■ What the task asks ■
Across all the lines of the following material, count those that include the word "sudo" and give only the result.

■ Data supplied ■
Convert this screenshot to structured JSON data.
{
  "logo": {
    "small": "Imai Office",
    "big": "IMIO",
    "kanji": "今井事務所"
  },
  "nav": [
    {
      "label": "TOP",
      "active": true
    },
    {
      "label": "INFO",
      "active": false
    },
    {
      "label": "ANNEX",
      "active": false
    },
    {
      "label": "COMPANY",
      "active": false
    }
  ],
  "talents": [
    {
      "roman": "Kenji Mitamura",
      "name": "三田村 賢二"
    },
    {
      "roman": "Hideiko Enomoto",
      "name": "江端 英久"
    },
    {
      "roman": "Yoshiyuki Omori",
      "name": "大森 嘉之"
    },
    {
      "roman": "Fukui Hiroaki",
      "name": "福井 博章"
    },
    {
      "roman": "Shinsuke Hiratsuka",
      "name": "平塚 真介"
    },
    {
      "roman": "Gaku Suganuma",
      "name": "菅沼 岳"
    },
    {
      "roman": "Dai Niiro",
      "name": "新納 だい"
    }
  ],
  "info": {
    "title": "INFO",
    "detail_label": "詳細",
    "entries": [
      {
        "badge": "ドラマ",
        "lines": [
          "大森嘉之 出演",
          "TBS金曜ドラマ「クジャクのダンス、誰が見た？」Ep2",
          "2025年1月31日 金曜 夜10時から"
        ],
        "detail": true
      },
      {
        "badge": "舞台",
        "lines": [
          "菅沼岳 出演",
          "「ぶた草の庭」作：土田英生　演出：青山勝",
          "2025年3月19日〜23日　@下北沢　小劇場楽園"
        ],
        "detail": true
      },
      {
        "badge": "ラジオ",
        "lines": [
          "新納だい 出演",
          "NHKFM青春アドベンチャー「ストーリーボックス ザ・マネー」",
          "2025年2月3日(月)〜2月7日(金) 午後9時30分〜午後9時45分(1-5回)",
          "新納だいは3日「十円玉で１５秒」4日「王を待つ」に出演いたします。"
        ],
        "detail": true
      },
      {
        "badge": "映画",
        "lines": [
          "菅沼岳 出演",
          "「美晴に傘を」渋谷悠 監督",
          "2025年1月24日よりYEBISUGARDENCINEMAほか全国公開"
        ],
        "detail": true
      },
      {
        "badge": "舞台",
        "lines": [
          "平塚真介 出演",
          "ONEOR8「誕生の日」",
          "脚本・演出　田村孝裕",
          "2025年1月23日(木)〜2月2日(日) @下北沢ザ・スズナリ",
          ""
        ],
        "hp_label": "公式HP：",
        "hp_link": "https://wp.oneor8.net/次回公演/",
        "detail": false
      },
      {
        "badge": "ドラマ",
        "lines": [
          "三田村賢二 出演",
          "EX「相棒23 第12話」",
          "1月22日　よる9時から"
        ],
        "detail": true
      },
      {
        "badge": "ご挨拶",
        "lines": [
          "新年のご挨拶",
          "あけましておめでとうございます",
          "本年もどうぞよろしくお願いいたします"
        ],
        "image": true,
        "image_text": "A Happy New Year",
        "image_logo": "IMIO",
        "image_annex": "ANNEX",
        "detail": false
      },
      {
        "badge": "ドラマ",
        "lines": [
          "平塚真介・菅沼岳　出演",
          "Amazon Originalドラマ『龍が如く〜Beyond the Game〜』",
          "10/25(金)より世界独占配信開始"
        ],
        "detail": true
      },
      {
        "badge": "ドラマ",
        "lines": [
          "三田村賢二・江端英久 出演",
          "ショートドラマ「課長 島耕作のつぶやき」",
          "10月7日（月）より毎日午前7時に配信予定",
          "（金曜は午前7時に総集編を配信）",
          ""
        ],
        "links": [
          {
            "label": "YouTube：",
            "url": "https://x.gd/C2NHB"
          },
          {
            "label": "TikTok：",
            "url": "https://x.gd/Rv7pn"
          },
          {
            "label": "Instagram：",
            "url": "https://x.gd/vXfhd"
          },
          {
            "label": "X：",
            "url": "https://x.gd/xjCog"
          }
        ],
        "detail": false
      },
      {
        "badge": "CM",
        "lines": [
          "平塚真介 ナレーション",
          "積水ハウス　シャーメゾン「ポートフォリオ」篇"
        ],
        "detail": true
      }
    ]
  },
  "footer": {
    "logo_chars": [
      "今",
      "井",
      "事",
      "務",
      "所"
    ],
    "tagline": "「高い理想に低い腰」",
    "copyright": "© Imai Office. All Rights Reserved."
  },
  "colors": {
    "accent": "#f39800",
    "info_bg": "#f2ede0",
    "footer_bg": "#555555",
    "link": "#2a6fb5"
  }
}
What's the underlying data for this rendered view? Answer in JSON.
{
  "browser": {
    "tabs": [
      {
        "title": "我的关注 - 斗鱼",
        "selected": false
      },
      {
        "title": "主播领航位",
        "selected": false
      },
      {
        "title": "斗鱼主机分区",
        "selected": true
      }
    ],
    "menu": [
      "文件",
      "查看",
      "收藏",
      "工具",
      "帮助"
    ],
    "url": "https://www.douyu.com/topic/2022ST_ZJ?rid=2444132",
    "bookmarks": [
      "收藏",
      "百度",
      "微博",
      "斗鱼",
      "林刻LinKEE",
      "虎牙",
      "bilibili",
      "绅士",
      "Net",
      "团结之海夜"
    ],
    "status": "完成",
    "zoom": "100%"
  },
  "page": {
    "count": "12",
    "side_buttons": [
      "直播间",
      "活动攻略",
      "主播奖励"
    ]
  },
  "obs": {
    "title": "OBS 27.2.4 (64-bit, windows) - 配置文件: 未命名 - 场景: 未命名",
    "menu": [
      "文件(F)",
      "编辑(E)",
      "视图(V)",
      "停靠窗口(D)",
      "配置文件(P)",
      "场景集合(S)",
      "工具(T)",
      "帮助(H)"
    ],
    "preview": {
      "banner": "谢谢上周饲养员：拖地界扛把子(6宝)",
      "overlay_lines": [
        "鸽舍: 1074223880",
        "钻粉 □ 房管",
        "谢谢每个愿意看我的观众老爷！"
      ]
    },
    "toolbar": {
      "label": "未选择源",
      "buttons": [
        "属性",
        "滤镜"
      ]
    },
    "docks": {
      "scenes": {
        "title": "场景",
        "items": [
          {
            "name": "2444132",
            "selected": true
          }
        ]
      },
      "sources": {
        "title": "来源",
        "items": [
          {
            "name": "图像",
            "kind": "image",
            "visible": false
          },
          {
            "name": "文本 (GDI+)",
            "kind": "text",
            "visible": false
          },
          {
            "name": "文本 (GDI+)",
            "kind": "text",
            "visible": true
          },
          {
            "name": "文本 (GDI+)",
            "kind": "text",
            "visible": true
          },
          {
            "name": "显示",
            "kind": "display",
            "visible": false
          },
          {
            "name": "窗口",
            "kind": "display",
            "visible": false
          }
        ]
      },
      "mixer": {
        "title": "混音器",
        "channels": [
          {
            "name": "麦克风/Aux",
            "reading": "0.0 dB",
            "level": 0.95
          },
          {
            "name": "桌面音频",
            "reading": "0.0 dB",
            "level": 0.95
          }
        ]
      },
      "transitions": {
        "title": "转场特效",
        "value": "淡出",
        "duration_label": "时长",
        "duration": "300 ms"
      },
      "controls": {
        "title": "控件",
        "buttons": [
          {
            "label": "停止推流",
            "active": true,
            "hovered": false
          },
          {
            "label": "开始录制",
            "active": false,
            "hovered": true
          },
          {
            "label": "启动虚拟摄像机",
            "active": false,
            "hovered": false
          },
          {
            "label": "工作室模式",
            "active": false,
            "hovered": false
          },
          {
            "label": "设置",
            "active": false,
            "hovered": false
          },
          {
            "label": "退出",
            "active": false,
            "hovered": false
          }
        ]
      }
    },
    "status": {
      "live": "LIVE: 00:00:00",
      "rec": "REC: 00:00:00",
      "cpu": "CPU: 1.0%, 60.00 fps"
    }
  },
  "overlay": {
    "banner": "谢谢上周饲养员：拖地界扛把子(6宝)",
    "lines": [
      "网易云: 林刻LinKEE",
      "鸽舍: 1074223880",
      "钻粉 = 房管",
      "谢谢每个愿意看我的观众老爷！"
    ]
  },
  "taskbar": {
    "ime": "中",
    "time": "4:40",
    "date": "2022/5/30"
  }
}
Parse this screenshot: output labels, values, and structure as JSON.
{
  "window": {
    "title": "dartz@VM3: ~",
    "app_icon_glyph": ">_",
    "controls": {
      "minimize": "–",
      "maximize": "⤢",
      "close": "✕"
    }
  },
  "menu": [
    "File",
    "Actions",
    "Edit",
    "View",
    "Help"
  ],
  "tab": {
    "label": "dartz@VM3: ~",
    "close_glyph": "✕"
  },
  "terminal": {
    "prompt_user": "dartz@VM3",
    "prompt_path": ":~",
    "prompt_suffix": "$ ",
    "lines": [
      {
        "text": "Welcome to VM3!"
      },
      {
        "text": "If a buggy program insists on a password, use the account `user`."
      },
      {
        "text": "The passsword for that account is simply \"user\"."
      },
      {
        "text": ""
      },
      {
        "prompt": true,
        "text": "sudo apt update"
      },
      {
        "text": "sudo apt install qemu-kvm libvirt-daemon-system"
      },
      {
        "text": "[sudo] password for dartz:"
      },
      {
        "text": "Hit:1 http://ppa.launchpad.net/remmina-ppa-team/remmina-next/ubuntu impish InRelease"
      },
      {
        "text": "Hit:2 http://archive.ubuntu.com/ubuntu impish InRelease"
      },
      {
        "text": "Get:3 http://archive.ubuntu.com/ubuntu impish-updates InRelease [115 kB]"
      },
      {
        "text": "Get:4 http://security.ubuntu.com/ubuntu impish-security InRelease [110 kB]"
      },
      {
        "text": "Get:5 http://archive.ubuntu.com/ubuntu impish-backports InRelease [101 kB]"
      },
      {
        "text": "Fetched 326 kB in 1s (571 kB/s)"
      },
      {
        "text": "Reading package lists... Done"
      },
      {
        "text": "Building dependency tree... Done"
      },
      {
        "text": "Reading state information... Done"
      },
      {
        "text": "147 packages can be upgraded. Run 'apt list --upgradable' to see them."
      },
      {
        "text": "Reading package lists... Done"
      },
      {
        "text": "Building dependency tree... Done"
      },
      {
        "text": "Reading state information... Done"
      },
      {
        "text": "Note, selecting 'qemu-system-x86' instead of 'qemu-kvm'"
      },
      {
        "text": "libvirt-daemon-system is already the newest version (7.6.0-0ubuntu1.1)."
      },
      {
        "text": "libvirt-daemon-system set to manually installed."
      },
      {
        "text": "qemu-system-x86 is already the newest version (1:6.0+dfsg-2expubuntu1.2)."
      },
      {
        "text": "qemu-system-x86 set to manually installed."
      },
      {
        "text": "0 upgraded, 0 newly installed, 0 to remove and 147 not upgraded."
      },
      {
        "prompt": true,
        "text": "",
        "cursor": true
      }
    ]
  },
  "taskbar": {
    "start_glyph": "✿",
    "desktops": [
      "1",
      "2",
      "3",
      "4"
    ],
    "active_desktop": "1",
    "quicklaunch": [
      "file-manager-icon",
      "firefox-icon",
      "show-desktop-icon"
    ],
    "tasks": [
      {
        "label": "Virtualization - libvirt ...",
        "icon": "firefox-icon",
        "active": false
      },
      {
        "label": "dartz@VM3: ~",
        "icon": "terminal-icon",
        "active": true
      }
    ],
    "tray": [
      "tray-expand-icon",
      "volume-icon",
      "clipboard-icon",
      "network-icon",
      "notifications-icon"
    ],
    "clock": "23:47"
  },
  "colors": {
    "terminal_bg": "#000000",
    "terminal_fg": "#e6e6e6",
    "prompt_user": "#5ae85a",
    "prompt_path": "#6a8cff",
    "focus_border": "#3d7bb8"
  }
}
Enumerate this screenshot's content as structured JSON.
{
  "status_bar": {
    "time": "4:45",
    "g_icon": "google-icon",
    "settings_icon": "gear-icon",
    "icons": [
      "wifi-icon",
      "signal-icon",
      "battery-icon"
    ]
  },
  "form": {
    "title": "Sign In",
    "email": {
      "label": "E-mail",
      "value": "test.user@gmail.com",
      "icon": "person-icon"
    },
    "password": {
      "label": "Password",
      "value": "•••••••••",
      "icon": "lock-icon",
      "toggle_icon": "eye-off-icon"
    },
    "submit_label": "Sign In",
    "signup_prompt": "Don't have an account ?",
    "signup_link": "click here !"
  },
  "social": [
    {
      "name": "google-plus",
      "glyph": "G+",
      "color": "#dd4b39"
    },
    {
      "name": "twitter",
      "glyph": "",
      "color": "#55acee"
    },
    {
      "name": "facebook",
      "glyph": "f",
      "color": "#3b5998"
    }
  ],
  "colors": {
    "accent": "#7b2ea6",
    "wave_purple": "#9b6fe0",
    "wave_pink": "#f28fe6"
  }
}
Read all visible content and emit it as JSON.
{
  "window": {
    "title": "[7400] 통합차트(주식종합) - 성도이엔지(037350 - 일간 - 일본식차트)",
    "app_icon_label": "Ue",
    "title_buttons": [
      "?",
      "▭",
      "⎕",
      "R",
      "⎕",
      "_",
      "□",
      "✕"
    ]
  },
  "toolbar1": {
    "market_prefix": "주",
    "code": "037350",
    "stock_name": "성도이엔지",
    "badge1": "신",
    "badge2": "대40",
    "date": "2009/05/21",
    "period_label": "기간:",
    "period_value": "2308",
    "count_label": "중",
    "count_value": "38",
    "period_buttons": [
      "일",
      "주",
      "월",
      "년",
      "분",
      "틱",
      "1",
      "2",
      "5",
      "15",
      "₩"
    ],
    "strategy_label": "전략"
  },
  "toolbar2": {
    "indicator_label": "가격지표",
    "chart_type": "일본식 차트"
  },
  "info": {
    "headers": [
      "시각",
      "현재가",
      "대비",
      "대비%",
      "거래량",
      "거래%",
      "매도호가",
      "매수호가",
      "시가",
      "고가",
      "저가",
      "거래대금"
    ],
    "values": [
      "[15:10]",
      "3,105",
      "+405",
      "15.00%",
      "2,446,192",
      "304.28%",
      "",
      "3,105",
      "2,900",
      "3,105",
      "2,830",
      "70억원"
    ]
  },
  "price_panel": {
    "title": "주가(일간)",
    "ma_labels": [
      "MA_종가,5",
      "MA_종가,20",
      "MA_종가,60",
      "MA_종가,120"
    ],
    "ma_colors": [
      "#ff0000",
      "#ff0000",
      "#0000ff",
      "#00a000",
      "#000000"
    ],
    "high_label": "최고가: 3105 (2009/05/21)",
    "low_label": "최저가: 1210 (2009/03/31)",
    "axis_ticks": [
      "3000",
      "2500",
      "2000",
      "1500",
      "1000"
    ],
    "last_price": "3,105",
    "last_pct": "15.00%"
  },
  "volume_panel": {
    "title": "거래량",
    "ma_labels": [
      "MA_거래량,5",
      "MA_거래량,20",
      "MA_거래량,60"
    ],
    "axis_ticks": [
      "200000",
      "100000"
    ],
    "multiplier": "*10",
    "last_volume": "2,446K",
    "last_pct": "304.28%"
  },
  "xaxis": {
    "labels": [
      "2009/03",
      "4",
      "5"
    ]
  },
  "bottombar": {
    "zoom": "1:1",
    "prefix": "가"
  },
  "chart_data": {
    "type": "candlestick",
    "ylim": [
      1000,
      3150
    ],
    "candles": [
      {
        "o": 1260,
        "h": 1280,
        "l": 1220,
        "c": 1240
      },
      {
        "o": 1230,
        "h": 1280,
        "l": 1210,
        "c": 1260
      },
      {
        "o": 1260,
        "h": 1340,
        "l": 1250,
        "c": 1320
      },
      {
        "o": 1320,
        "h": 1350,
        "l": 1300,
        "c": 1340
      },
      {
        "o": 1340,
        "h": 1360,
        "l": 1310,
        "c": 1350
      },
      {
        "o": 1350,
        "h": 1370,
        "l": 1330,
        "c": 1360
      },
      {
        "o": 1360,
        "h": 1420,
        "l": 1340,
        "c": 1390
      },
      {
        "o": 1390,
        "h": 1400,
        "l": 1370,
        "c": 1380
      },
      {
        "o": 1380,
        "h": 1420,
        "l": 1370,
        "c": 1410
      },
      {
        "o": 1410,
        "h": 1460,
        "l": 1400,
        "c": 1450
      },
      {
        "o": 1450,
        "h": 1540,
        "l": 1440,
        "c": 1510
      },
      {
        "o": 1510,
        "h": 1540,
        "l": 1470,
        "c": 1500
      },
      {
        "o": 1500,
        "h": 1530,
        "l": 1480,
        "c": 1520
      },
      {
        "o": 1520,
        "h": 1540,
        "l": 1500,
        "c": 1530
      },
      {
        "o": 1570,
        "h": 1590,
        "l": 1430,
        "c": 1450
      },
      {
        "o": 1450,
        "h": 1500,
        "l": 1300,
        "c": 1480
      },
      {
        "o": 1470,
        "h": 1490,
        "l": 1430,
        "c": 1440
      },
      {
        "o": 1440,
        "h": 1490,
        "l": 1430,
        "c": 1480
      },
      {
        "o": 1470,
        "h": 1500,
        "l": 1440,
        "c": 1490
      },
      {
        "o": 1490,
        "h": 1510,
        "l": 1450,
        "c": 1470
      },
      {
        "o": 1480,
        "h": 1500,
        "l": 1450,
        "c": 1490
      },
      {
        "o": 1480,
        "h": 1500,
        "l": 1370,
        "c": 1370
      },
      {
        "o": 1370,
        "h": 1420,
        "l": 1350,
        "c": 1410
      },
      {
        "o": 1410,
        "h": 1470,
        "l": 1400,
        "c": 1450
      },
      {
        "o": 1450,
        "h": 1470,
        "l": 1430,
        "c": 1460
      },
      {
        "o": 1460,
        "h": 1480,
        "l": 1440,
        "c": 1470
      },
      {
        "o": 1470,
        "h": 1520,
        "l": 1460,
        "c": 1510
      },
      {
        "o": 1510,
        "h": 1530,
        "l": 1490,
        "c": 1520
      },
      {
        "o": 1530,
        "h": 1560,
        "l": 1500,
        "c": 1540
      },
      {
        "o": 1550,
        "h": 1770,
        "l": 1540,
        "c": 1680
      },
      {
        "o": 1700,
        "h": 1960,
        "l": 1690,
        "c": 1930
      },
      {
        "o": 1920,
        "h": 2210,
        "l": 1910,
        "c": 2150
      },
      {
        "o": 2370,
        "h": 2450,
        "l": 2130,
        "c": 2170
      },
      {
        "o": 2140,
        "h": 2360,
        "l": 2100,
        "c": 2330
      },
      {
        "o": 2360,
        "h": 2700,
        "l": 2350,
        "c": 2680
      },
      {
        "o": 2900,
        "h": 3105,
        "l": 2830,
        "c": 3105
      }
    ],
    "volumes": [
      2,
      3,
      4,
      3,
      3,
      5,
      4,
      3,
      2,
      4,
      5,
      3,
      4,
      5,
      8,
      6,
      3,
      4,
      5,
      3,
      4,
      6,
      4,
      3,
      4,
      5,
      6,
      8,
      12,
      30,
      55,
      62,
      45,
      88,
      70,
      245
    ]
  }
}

■ Solution to this exercise ■
3